Once certified, there's no shortage of work. Midwives attend more than 300,000 births in the U.S each year, in hospitals, clinics and homes. Only one percent of all deliveries take place outside a hospital setting. On average, in-home births in America are growing by three percent per year.
Dr. Mavis Schorn is trying to change that. She directs the Nurse-Midwife training program at Tennessee's Vanderbilt University.
"Midwifery was almost gone from this country before the 1960s," she says. "So it's really built significantly since then."
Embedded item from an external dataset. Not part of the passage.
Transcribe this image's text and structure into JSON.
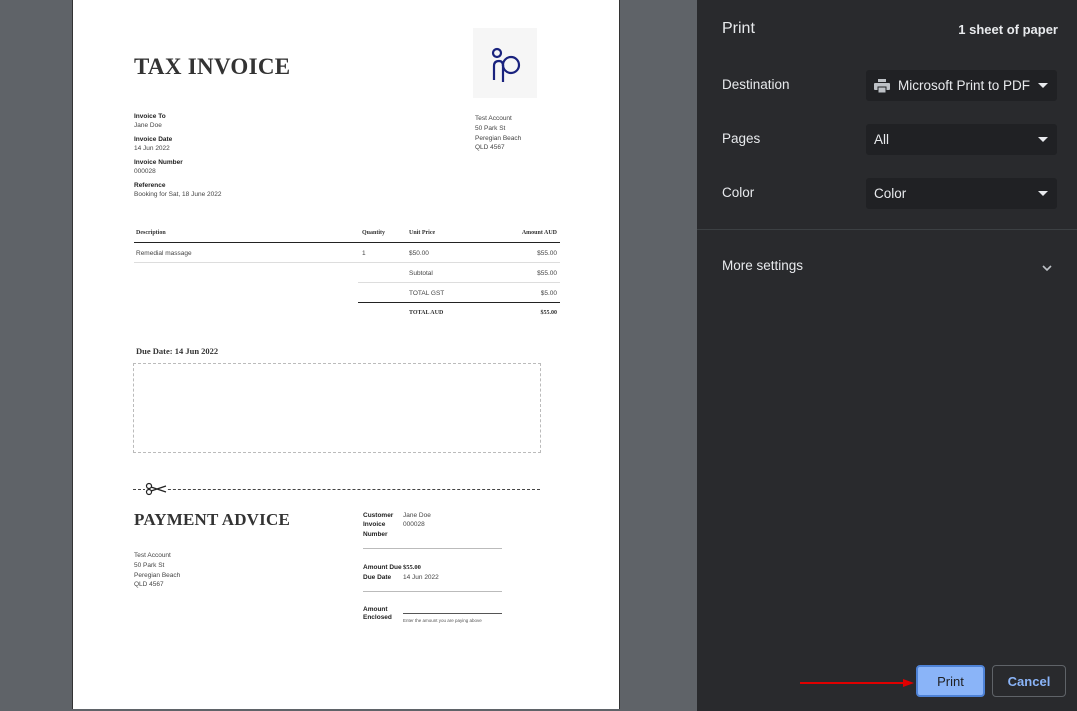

Schorn says many Americans still view birth as a thing to be feared, seeing delivery as more of a medical complication than a natural process. She says that's why many mothers-to-be might feel more comfortable with the fetal monitors and other medical resources available in a hospital setting.